In Santa Fe, the Museum of Indian Arts & Culture (MIAC) features evolving exhibits that celebrate Native American culture and arts through painting, jewelry, pottery, and other mediums. Of the 65,000 people who visit the museum each year, more than half hail from out-of-state - but many of the artists whose work is featured at the MIAC are local and in-state Native artists. Andrew Albertson, Adult Education Manager at MIAC, says that having access to in-state artists benefits the museum in more ways than one.
"MIAC is fortunate that Santa Fe has so many talented Native artists who can speak about their work, offer demonstrations, and conduct workshops in our museum," Albertson says. "With most of the artists we engage being so close, we are able to affordably offer these opportunities to the public. It's amazing to hear us mentioned in the context of the Heard Museum in Phoenix and the Smithsonian National Museum of the American Indian, but our programs and collections are truly that special."
Collections at the MIAC include work from all mediums. With two long-term exhibits currently on display and two temporary exhibits, the museum offers variety and channels many voices on behalf of Native American culture. One of the temporary exhibits, "Indian Country: The Art of David Bradley," has been on display since February 2015 and will end mid-January of 2016. Albertson calls this exhibit "extraordinary" for its perspective on the condition of Native American society. "Bradley's works are full of satire, humor, and commentary on the history and current state of Native American affairs in our country."
The second temporary exhibit is "Turquoise, Water, Sky: The Stone and Its Meaning," open through May 2016. With an "extensive collection" of authentic turquoise jewelry, the purpose of the exhibit is to showcase the stone's importance to indigenous people throughout history.

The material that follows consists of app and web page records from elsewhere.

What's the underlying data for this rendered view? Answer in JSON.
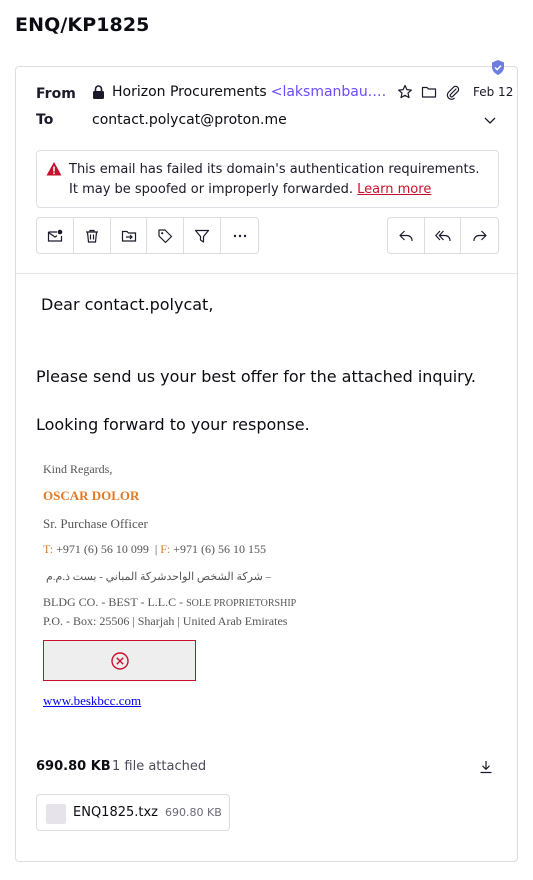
{
  "subject": "ENQ/KP1825",
  "header": {
    "from_label": "From",
    "to_label": "To",
    "sender_name": "Horizon Procurements",
    "sender_address": "<laksmanbau.meeting@…",
    "date": "Feb 12",
    "recipient": "contact.polycat@proton.me"
  },
  "banner": {
    "message": "This email has failed its domain's authentication requirements. It may be spoofed or improperly forwarded.",
    "learn_more": "Learn more"
  },
  "toolbar": {
    "left_icons": [
      "mark-unread-icon",
      "trash-icon",
      "move-icon",
      "label-icon",
      "filter-icon",
      "more-icon"
    ],
    "right_icons": [
      "reply-icon",
      "reply-all-icon",
      "forward-icon"
    ]
  },
  "body": {
    "greeting": "Dear contact.polycat,",
    "para1": "Please send us your best offer for the attached inquiry.",
    "para2": "Looking forward to your response."
  },
  "signature": {
    "regards": "Kind Regards,",
    "name": "OSCAR DOLOR",
    "title": "Sr. Purchase Officer",
    "t_label": "T:",
    "t_value": "+971 (6) 56 10 099",
    "f_label": "F:",
    "f_value": "+971 (6) 56 10 155",
    "arabic": "– شركة الشخص الواحدشركة المباني  -  بست ذ.م.م",
    "company": "BLDG CO. - BEST - L.L.C -",
    "company_type": "SOLE PROPRIETORSHIP",
    "address": "P.O. -  Box: 25506 | Sharjah | United Arab Emirates",
    "website": "www.beskbcc.com"
  },
  "attachments": {
    "total_size": "690.80 KB",
    "count_text": "1 file attached",
    "files": [
      {
        "name": "ENQ1825.txz",
        "size": "690.80 KB"
      }
    ]
  },
  "colors": {
    "accent": "#6d4aff",
    "danger": "#c8102e",
    "signature_orange": "#e07a26"
  }
}
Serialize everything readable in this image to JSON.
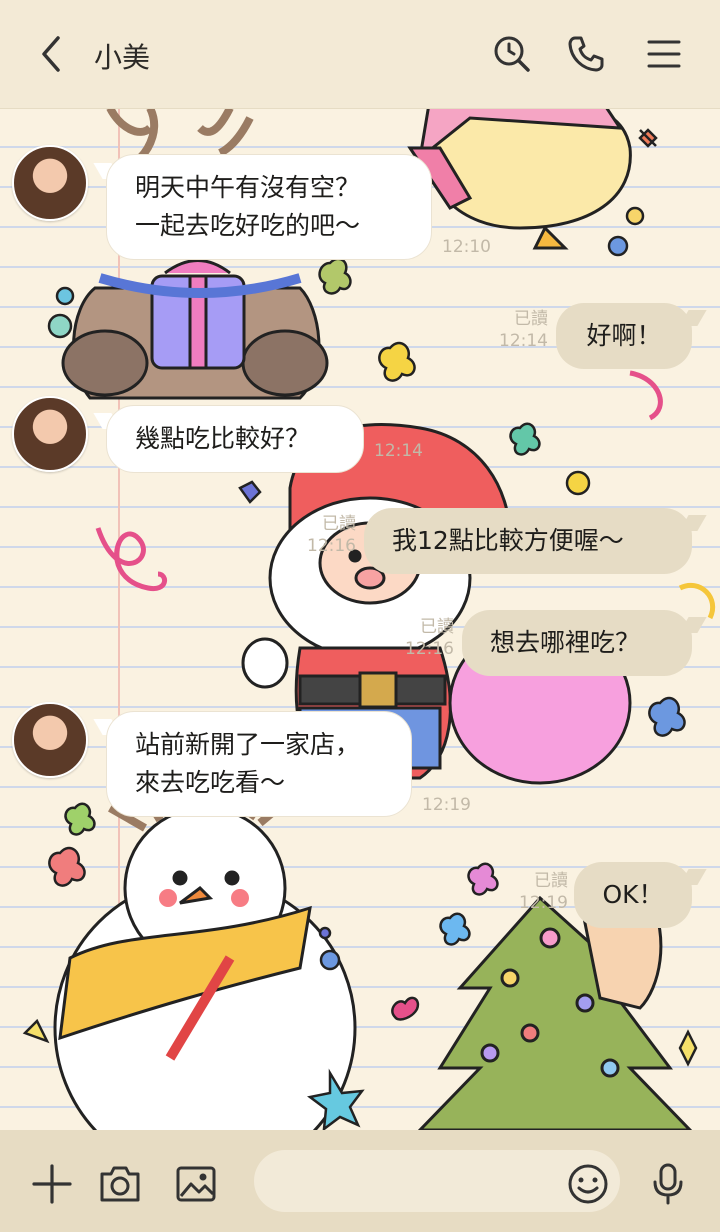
{
  "header": {
    "title": "小美",
    "icons": [
      "back-chevron-icon",
      "search-clock-icon",
      "phone-icon",
      "menu-icon"
    ]
  },
  "messages": [
    {
      "side": "in",
      "text": "明天中午有沒有空？\n一起去吃好吃的吧〜",
      "time": "12:10"
    },
    {
      "side": "out",
      "text": "好啊！",
      "read": "已讀",
      "time": "12:14"
    },
    {
      "side": "in",
      "text": "幾點吃比較好？",
      "time": "12:14"
    },
    {
      "side": "out",
      "text": "我12點比較方便喔〜",
      "read": "已讀",
      "time": "12:16"
    },
    {
      "side": "out",
      "text": "想去哪裡吃？",
      "read": "已讀",
      "time": "12:16"
    },
    {
      "side": "in",
      "text": "站前新開了一家店，\n來去吃吃看〜",
      "time": "12:19"
    },
    {
      "side": "out",
      "text": "OK！",
      "read": "已讀",
      "time": "12:19"
    }
  ],
  "input": {
    "placeholder": "",
    "icons": [
      "plus-icon",
      "camera-icon",
      "image-icon",
      "emoji-icon",
      "microphone-icon"
    ]
  },
  "theme": {
    "accent": "#e6dcc5",
    "background": "#faf2e1",
    "header_bg": "#f3ead6"
  }
}
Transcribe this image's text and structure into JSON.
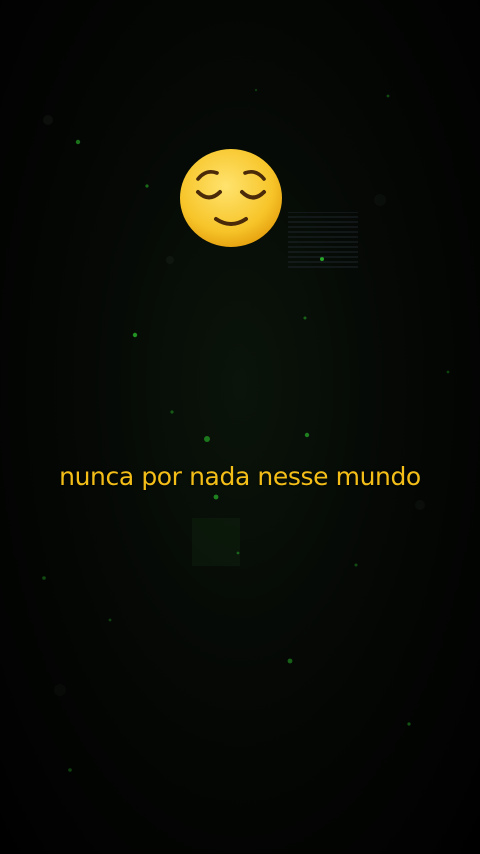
{
  "screen": {
    "background_color": "#000000",
    "particle_color": "#2ecc2e",
    "emoji": {
      "icon": "relieved-face-emoji",
      "face_color": "#f7c52a",
      "feature_color": "#4a2a08"
    },
    "caption": {
      "text": "nunca por nada nesse mundo",
      "color": "#f3be18"
    }
  }
}
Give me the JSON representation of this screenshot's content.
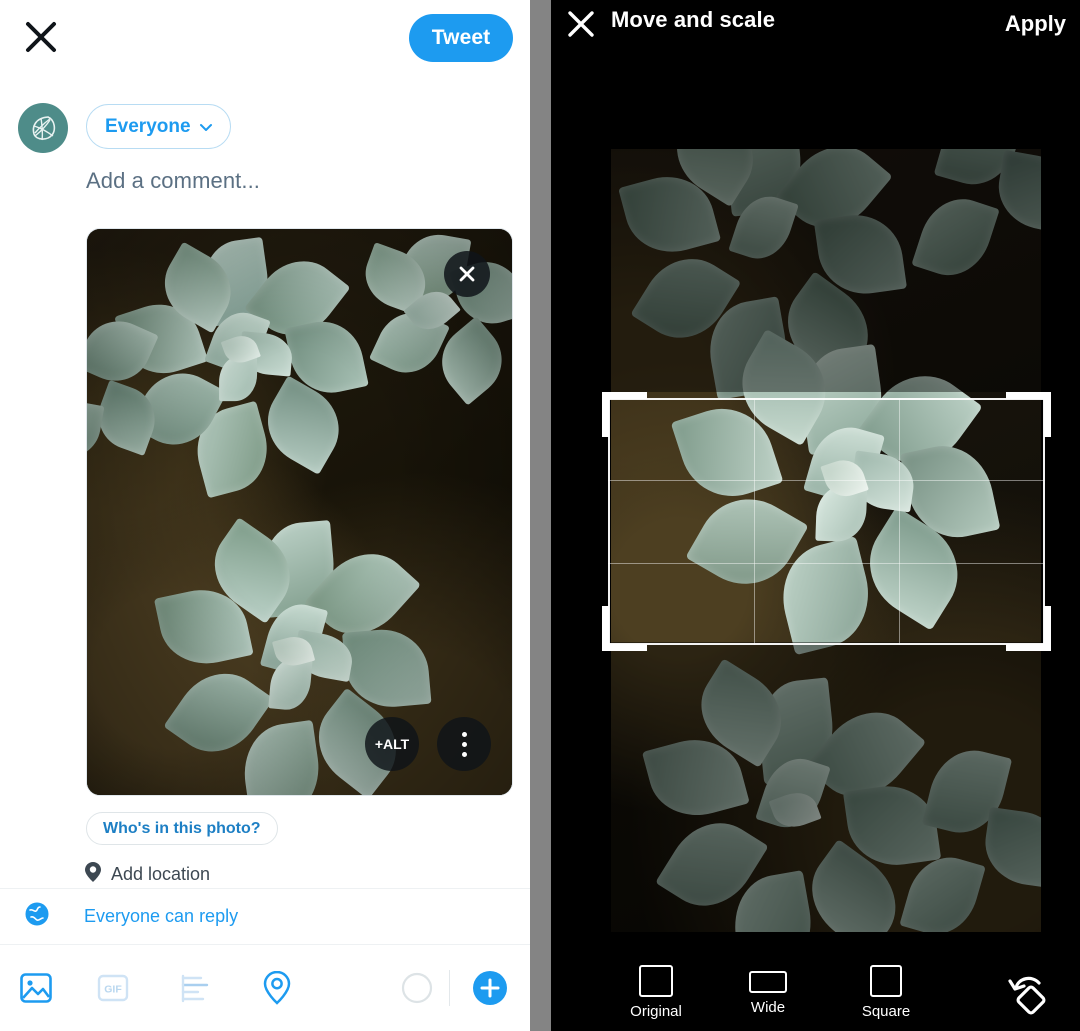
{
  "compose": {
    "close_icon": "close-icon",
    "tweet_button": "Tweet",
    "avatar_icon": "leaf-globe-avatar",
    "audience": {
      "label": "Everyone",
      "chevron_icon": "chevron-down-icon"
    },
    "comment_placeholder": "Add a comment...",
    "photo": {
      "remove_icon": "close-icon",
      "alt_button": "+ALT",
      "more_icon": "more-vertical-icon",
      "alt_label": "+ALT"
    },
    "tag_people_button": "Who's in this photo?",
    "add_location": {
      "icon": "location-pin-icon",
      "label": "Add location"
    },
    "reply_setting": {
      "icon": "globe-icon",
      "label": "Everyone can reply"
    },
    "toolbar": [
      {
        "name": "media-icon",
        "label": "Media",
        "state": "active"
      },
      {
        "name": "gif-icon",
        "label": "GIF",
        "state": "disabled"
      },
      {
        "name": "poll-icon",
        "label": "Poll",
        "state": "dim"
      },
      {
        "name": "location-icon",
        "label": "Location",
        "state": "enabled"
      },
      {
        "name": "character-count-ring",
        "label": "",
        "state": "empty"
      },
      {
        "name": "add-tweet-button",
        "label": "+",
        "state": "active"
      }
    ]
  },
  "cropper": {
    "close_icon": "close-icon",
    "title": "Move and scale",
    "apply_button": "Apply",
    "aspect_ratios": [
      {
        "label": "Original",
        "icon": "rect-original-icon"
      },
      {
        "label": "Wide",
        "icon": "rect-wide-icon"
      },
      {
        "label": "Square",
        "icon": "rect-square-icon"
      }
    ],
    "rotate_button": {
      "label": "",
      "icon": "rotate-icon"
    }
  },
  "colors": {
    "twitter_blue": "#1d9bf0",
    "avatar_teal": "#4e8c89",
    "text_secondary": "#5b7083",
    "panel_divider": "#848484",
    "crop_bg": "#000000"
  }
}
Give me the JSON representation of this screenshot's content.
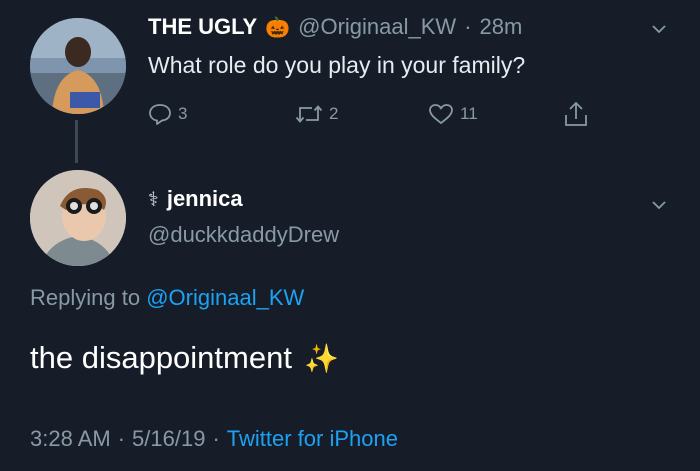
{
  "parent_tweet": {
    "display_name": "THE UGLY",
    "emoji": "🎃",
    "handle": "@Originaal_KW",
    "separator": "·",
    "time_ago": "28m",
    "text": "What role do you play in your family?",
    "actions": {
      "replies": "3",
      "retweets": "2",
      "likes": "11"
    }
  },
  "reply_tweet": {
    "display_name": "jennica",
    "name_prefix_emoji": "⚕",
    "handle": "@duckkdaddyDrew",
    "replying_to_label": "Replying to",
    "replying_to_handle": "@Originaal_KW",
    "text": "the disappointment",
    "emoji": "✨",
    "timestamp_time": "3:28 AM",
    "timestamp_sep1": "·",
    "timestamp_date": "5/16/19",
    "timestamp_sep2": "·",
    "source": "Twitter for iPhone"
  },
  "icons": {
    "reply": "reply-icon",
    "retweet": "retweet-icon",
    "like": "heart-icon",
    "share": "share-icon",
    "menu": "chevron-down-icon"
  },
  "colors": {
    "background": "#161d29",
    "link": "#1da1f2",
    "muted": "#8899a6",
    "text": "#e6ecf0"
  }
}
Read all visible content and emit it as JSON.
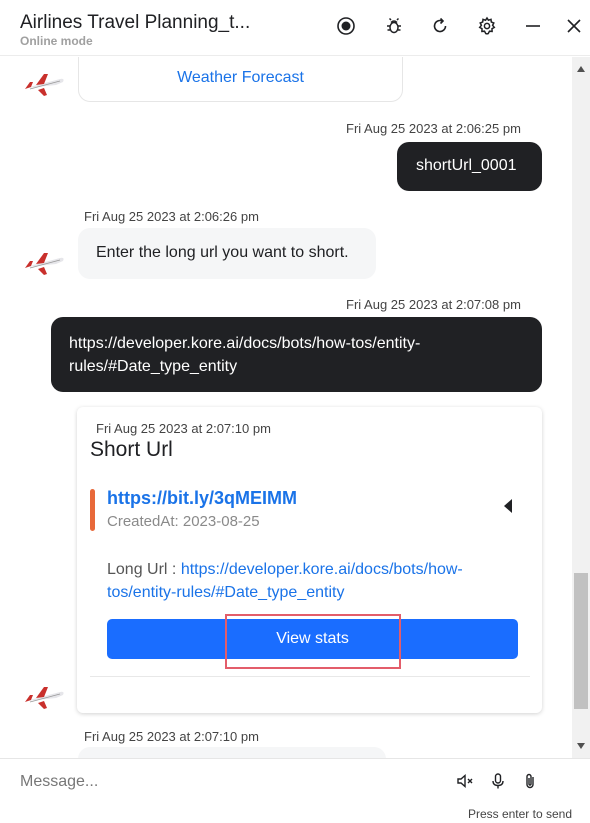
{
  "header": {
    "title": "Airlines Travel Planning_t...",
    "subtitle": "Online mode",
    "icons": [
      "record-icon",
      "bug-icon",
      "refresh-icon",
      "settings-icon",
      "minimize-icon",
      "close-icon"
    ]
  },
  "messages": {
    "weather_link": "Weather Forecast",
    "ts1": "Fri Aug 25 2023 at 2:06:25 pm",
    "user1": "shortUrl_0001",
    "ts2": "Fri Aug 25 2023 at 2:06:26 pm",
    "bot1": "Enter the long url you want to short.",
    "ts3": "Fri Aug 25 2023 at 2:07:08 pm",
    "user2_line1": "https://developer.kore.ai/docs/bots/how-tos/entity-",
    "user2_line2": "rules/#Date_type_entity",
    "ts4": "Fri Aug 25 2023 at 2:07:10 pm",
    "ts5": "Fri Aug 25 2023 at 2:07:10 pm"
  },
  "short_url_card": {
    "title": "Short Url",
    "short_url": "https://bit.ly/3qMEIMM",
    "created_at": "CreatedAt: 2023-08-25",
    "long_url_label": "Long Url : ",
    "long_url": "https://developer.kore.ai/docs/bots/how-tos/entity-rules/#Date_type_entity",
    "button_label": "View stats",
    "accent_color": "#e8693a",
    "button_color": "#1a6dff"
  },
  "footer": {
    "placeholder": "Message...",
    "hint": "Press enter to send",
    "icons": [
      "mute-icon",
      "microphone-icon",
      "attachment-icon"
    ]
  }
}
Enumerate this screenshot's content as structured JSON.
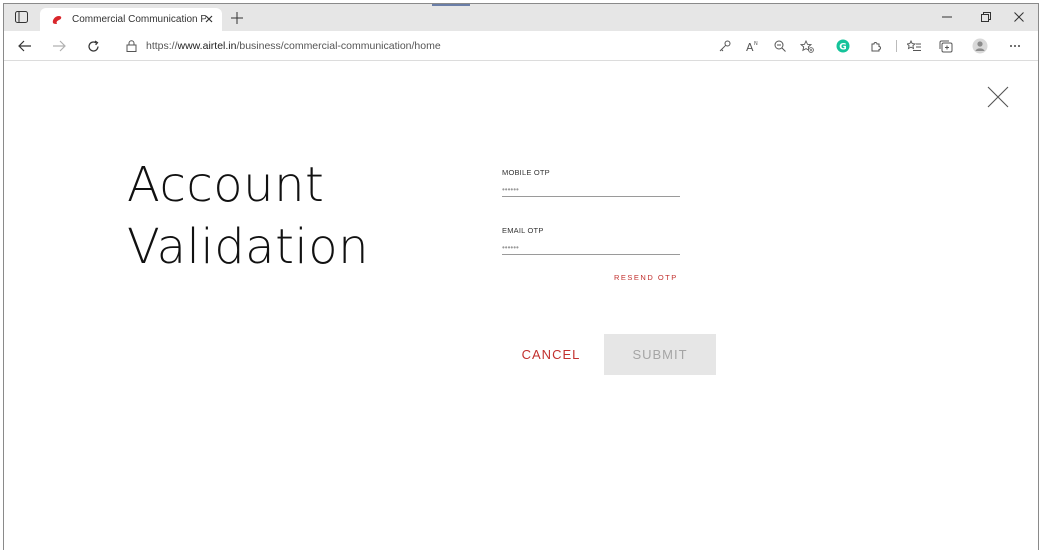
{
  "browser": {
    "tab": {
      "title": "Commercial Communication Plat",
      "favicon": "airtel-logo-icon"
    },
    "address_bar": {
      "url_prefix": "https://",
      "url_host": "www.airtel.in",
      "url_path": "/business/commercial-communication/home"
    },
    "toolbar_icons": [
      "key-icon",
      "read-aloud-icon",
      "zoom-icon",
      "add-favorite-icon",
      "grammarly-icon",
      "extensions-icon",
      "favorites-icon",
      "collections-icon",
      "profile-icon",
      "more-icon"
    ],
    "window_controls": {
      "minimize": "–",
      "maximize": "▫",
      "close": "✕"
    }
  },
  "page": {
    "heading_line1": "Account",
    "heading_line2": "Validation",
    "mobile_otp": {
      "label": "MOBILE OTP",
      "value": "••••••"
    },
    "email_otp": {
      "label": "EMAIL OTP",
      "value": "••••••"
    },
    "resend_label": "RESEND OTP",
    "cancel_label": "CANCEL",
    "submit_label": "SUBMIT"
  },
  "colors": {
    "accent_red": "#c2302e",
    "submit_disabled_bg": "#e6e6e6",
    "submit_disabled_text": "#a5a5a5"
  }
}
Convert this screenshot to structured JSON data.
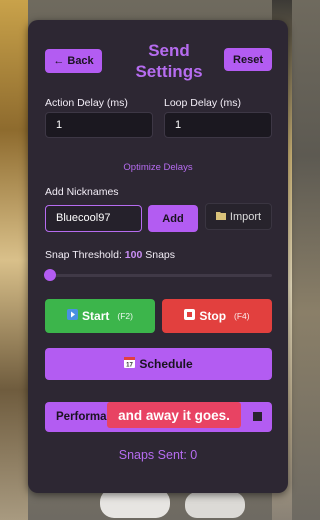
{
  "panel": {
    "back_label": "← Back",
    "title_line1": "Send",
    "title_line2": "Settings",
    "reset_label": "Reset"
  },
  "delays": {
    "action_label": "Action Delay (ms)",
    "action_value": "1",
    "loop_label": "Loop Delay (ms)",
    "loop_value": "1",
    "optimize_link": "Optimize Delays"
  },
  "nicknames": {
    "label": "Add Nicknames",
    "value": "Bluecool97",
    "add_label": "Add",
    "import_label": "Import"
  },
  "threshold": {
    "label_prefix": "Snap Threshold:",
    "value": "100",
    "label_suffix": "Snaps",
    "slider_fraction": 0.0
  },
  "controls": {
    "start_label": "Start",
    "start_key": "(F2)",
    "stop_label": "Stop",
    "stop_key": "(F4)",
    "schedule_label": "Schedule",
    "performance_label": "Performance Mode (F8)"
  },
  "status": {
    "snaps_sent": "Snaps Sent: 0"
  },
  "caption": "and away it goes.",
  "colors": {
    "accent": "#b35cf2",
    "start": "#3cb54b",
    "stop": "#e2403e",
    "caption_bg": "#e84363"
  },
  "icons": {
    "import": "folder-icon",
    "start": "play-icon",
    "stop": "stop-icon",
    "schedule": "calendar-icon"
  }
}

The museum offers special events as well, such as the "Let's Take a Look" program, which invites people to bring in artifacts to be examined by curators. "They especially like a challenging artifact - so the more unusual the better," says Albertson. The program is offered on the third Wednesday of each month. Another unique program brings Pueblo potters into the gallery to work - in what can be an interesting juxtaposition of past and present. "It's fascinating to watch a potter at work, situated in front of pieces sometimes hundreds of years old," Albertson explains.
The museum is founded on the idea that Native American culture has a diverse history represented through art, language, and cultural artifacts. The museum's mission is to inspire the public to appreciate and understand these aspects of the culture, in a state-of-the-art facility that keeps exhibits inviting, engaging and, most importantly, valued.